"Call me Ishmael," it isn't, but what is these days?
Wonderful. Now I'm hungry for whale meat and gravy.
Posted at 11:53 PM
About two years ago, I got the following message on voice mail:
Hi, Luke. This is Greg Knauss. And on behalf of the entire Web community, we want you to start writing again. We were goofing around today -- the entire Web community -- and we kind of ran out of things to read. And so we went back and poked around Minnesota Stories and, dammit, start. That's an order. Further instructions will follow. This has been the entire Web community, saying, "Bye."
It moved me so much much that I've been writing and publishing ever since.
No, wait. I haven't. Still, it was a pretty neat message to get, and it was part of the inspiration for JaNoWriMo.
This morning I made a thrilling discovery: Greg is joining me this month. This is excellent news on at least two counts: 1. Greg is a good writer. 2. Greg is confident enough in his writing to post it. Truth is, the entire Web community has missed Greg much more than it has missed me. Thus, the JaNoWriMo-related dread with which I awoke this morning has become JaNoWriMo-related ecstacy.
And now, to the novel! I mean, to the kitchen! For hash browns and sausage! But then, to the novel!
Posted at 8:56 AM
Tuesday, January 1
Closing in on midnight, I'm only around 2,000 words. This is well short of where I'd hoped to be at this point. I'm finding that my first chapter is getting bogged down with the back story of a minor character who I don't foresee having much further presence in the story.
What kind of writer, you might ask, devotes so much to a minor character?
A very bad writer, that's who, but one who is extremely fond of the real person upon whom this character is based.
What kind of writer, you might ask, would pay tribute to a friend with bad writing?
A very, very bad writer, that's who!
Posted at 11:51 PM
Posted at 6:10 PM
And we're off!
Jan. 1 got off to a later start than expected -- new years are like that -- so I'm a bit behind already. The plan for the rest of the day:
1. Write write write.
Posted at 1:20 PM
Monday, December 31
Less than 12 hours to go. Are you as excited as I am?
A few friends are joining me in a January writing project, although the names vary, including "ChiNoWriMo" and "a little extra writing in January." I am, however, the only one who has cheated to such a large degree, having mapped out much of the beginning and end.

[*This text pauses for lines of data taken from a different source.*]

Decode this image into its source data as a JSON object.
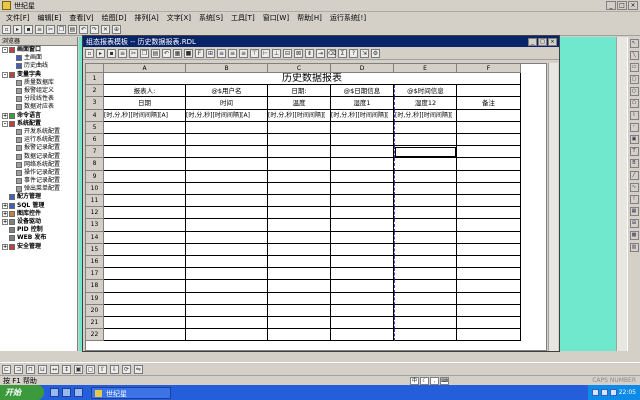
{
  "app": {
    "title": "世纪星"
  },
  "menu": [
    "文件[F]",
    "编辑[E]",
    "查看[V]",
    "绘图[D]",
    "排列[A]",
    "文字[X]",
    "系统[S]",
    "工具[T]",
    "窗口[W]",
    "帮助[H]",
    "运行系统[!]"
  ],
  "tree": {
    "header": "浏览器",
    "nodes": [
      {
        "label": "画面窗口",
        "level": 0,
        "expander": "-",
        "bold": true,
        "color": "#c04040"
      },
      {
        "label": "主画面",
        "level": 1,
        "bold": false,
        "color": "#4060c0"
      },
      {
        "label": "历史曲线",
        "level": 1,
        "bold": false,
        "color": "#4060c0"
      },
      {
        "label": "变量字典",
        "level": 0,
        "expander": "-",
        "bold": true,
        "color": "#c04040"
      },
      {
        "label": "质量数据库",
        "level": 1,
        "bold": false,
        "color": "#a0a0a0"
      },
      {
        "label": "报警组定义",
        "level": 1,
        "bold": false,
        "color": "#a0a0a0"
      },
      {
        "label": "分段线性表",
        "level": 1,
        "bold": false,
        "color": "#a0a0a0"
      },
      {
        "label": "数据对应表",
        "level": 1,
        "bold": false,
        "color": "#a0a0a0"
      },
      {
        "label": "命令语言",
        "level": 0,
        "expander": "+",
        "bold": true,
        "color": "#40a040"
      },
      {
        "label": "系统配置",
        "level": 0,
        "expander": "-",
        "bold": true,
        "color": "#c04040"
      },
      {
        "label": "开发系统配置",
        "level": 1,
        "bold": false,
        "color": "#a0a0a0"
      },
      {
        "label": "运行系统配置",
        "level": 1,
        "bold": false,
        "color": "#a0a0a0"
      },
      {
        "label": "报警记录配置",
        "level": 1,
        "bold": false,
        "color": "#a0a0a0"
      },
      {
        "label": "数据记录配置",
        "level": 1,
        "bold": false,
        "color": "#a0a0a0"
      },
      {
        "label": "网络系统配置",
        "level": 1,
        "bold": false,
        "color": "#a0a0a0"
      },
      {
        "label": "操作记录配置",
        "level": 1,
        "bold": false,
        "color": "#a0a0a0"
      },
      {
        "label": "事件记录配置",
        "level": 1,
        "bold": false,
        "color": "#a0a0a0"
      },
      {
        "label": "弹出菜单配置",
        "level": 1,
        "bold": false,
        "color": "#a0a0a0"
      },
      {
        "label": "配方管理",
        "level": 0,
        "expander": "",
        "bold": true,
        "color": "#4060c0"
      },
      {
        "label": "SQL 管理",
        "level": 0,
        "expander": "+",
        "bold": true,
        "color": "#4060c0"
      },
      {
        "label": "图库控件",
        "level": 0,
        "expander": "+",
        "bold": true,
        "color": "#c08040"
      },
      {
        "label": "设备驱动",
        "level": 0,
        "expander": "+",
        "bold": true,
        "color": "#808080"
      },
      {
        "label": "PID 控制",
        "level": 0,
        "expander": "",
        "bold": true,
        "color": "#808080"
      },
      {
        "label": "WEB 发布",
        "level": 0,
        "expander": "",
        "bold": true,
        "color": "#808080"
      },
      {
        "label": "安全管理",
        "level": 0,
        "expander": "+",
        "bold": true,
        "color": "#c04040"
      }
    ]
  },
  "report_window": {
    "title": "组态报表模板 -- 历史数据报表.RDL"
  },
  "sheet": {
    "columns": [
      "A",
      "B",
      "C",
      "D",
      "E",
      "F"
    ],
    "rows": [
      "1",
      "2",
      "3",
      "4",
      "5",
      "6",
      "7",
      "8",
      "9",
      "10",
      "11",
      "12",
      "13",
      "14",
      "15",
      "16",
      "17",
      "18",
      "19",
      "20",
      "21",
      "22"
    ],
    "report_title": "历史数据报表",
    "row2": [
      "报表人:",
      "@$用户名",
      "日期:",
      "@$日期信息",
      "@$时间信息",
      ""
    ],
    "row3": [
      "日期",
      "时间",
      "温度",
      "湿度1",
      "湿度12",
      "备注"
    ],
    "row4": [
      "[时,分,秒][时间间隔][A]",
      "[时,分,秒][时间间隔][A]",
      "[时,分,秒][时间间隔][",
      "[时,分,秒][时间间隔][",
      "[时,分,秒][时间间隔][",
      ""
    ]
  },
  "status": {
    "text": "按 F1 帮助",
    "caps": "CAPS NUMBER"
  },
  "taskbar": {
    "start": "开始",
    "app_button": "世纪星",
    "time": "22:05"
  }
}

Indeed, I have on my desktop several files with names like "characters" and "plots and gags" and "possible chapter titles." It's plotted out. I just have to write it.
But having never written fiction before, I feel entitled. As a novelist, I am the golfer whose handicap is so great he gets to tee off from the ladies' tees.
I'm feeling a bit like Bill Walsh, whose great innovation with the 49ers was to script the game's first 15 plays. I'm like this in conversation. When I can script out my plays -- "Hey, how are you?" "Good, thanks. You?" "Just fine. Thanks." -- I do OK. But once any exchange turns to improvisation, I'm sunk and am liable to start mumbling. Ask about the Cubs when I'm expecting a weather question, two bits says I'll still answer "Feels like rain." Throw a curve ball by bringing up, say, politics, and I will verbally flail, calling "Line!" to whoever is nearby.
And so it is with JaNoWriMo: My first 15 plays are scripted out. After that, anything can happen. Expect fumbles.
Posted at 12:47 PM
Sunday, December 30
Calliope, Clio, Erato and Euterpe? Melpomene, Polyhymnia, Terpsichore, Thalia and Urania? Pikers, all. There is no muse mightier than a DoubleStuf Oreo.
Posted at 2:38 PM